The added cardiovascular risk conferred by risk factors or diseases accompanying hypertension has been investigated in Caucasian patients, and much less is known in Chinese patients. Furthermore, the residual risk persisting in hypertensive patients, despite blood pressure (BP) reduction, due to accompanying conditions has never been explored in Chinese, and whether they differ from Caucasians under this respect is unknown.
Felodipine Event Reduction (FEVER) study randomized 9711 Chinese hypertensive patients to more or less intense antihypertensive treatment for 40 months, with outcome monitoring. The present analyses provide information on the role that baseline presence of individual risk factors has in increasing outcome probability despite BP control. Risk ratios were calculated using Cox proportional hazard models, adjusted for a large number of baseline variables, except the one under examination, and also adjusted for on-treatment systolic and diastolic BP.
Male sex, older age, diabetes and cardiovascular disease were accompanied by a significantly higher incidence of cardiovascular events (risk ratios 1.41–1.86 according to risk factor), stroke (risk ratios 1.42–1.72), cardiac events (risk ratios 1.40–2.70), all-cause death (risk ratios 1.51–2.16) and cardiovascular death (risk ratios 1.61–2.02). Higher baseline systolic BP and smoking conferred a significantly increased risk of cardiovascular events and strokes. Higher cholesterol was not found to increase any cardiovascular outcome. The same was the case for electrocardiographic left-ventricular hypertrophy and isolated systolic hypertension.
A number of additional risk factors increased the residual risk of Chinese hypertensive patients despite effective antihypertensive treatment as much as described in Caucasians. High serum cholesterol was an exception: whether this is a Chinese characteristic or a more general phenomenon remains to be investigated.
aDivision of Hypertension, FuWai Hospital and Cardiovascular Institute, Chinese Academy of Medical Sciences, Beijing, China
bClinical Trials and Research Center, Beijing Hypertension League Institute, Beijing, China
cIstituto Auxologico Italiano and Centro di Fisiologia Clinica e Ipertensione, University of Milan, Milan, Italy
Received 7 April, 2010
Revised 19 May, 2010

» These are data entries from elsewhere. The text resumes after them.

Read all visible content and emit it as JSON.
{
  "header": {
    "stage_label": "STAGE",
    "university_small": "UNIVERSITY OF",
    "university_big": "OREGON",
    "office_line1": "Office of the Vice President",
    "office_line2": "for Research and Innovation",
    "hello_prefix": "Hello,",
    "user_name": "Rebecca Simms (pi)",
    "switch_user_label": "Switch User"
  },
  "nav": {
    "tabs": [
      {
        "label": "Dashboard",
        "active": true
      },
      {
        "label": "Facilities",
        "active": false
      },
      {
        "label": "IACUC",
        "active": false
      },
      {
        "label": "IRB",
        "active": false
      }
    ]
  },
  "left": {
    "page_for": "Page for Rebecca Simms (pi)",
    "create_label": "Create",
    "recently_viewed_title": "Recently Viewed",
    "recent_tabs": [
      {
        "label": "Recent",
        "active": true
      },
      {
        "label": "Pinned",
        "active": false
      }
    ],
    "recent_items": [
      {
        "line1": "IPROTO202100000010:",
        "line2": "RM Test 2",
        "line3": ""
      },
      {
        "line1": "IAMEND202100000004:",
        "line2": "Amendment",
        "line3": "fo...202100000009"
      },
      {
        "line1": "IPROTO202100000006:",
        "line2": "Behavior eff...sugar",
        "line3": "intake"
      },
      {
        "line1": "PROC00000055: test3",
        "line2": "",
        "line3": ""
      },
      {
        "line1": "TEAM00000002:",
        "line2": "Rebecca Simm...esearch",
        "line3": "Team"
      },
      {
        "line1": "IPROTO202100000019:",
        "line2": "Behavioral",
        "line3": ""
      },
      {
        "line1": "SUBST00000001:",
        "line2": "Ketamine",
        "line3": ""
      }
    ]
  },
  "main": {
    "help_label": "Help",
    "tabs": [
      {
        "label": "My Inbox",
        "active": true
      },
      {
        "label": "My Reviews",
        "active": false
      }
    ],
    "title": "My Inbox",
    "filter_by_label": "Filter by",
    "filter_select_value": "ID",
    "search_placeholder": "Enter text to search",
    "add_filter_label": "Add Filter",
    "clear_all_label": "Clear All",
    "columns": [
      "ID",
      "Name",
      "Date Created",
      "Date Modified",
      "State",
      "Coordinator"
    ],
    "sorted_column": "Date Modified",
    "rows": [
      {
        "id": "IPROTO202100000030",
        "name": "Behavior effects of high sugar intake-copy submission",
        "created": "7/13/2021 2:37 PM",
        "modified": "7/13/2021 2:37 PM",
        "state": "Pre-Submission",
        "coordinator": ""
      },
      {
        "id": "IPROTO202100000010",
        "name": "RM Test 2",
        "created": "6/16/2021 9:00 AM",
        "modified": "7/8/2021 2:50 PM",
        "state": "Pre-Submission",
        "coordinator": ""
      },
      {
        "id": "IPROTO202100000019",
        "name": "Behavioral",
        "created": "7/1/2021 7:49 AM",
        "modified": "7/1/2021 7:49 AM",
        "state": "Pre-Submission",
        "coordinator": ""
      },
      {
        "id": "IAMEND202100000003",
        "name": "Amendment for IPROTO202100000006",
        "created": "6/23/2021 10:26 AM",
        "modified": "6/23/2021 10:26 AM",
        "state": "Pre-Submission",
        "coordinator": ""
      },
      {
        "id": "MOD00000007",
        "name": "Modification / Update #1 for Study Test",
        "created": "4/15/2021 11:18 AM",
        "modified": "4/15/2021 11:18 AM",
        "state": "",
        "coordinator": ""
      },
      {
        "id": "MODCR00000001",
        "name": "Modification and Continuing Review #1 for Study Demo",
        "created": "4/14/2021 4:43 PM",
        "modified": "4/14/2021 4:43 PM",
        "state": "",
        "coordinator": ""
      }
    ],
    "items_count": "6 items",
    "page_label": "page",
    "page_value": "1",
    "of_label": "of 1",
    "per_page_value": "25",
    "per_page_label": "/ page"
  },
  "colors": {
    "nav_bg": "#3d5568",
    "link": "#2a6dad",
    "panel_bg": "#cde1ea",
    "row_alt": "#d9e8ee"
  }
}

Accepted 4 June, 2010
Correspondence to Professor Alberto Zanchetti, Direzione Scientifica, Istituto Auxologico Italiano, Via L. Ariosto 13, 20145 Milano, Italy E-mail: email@example.com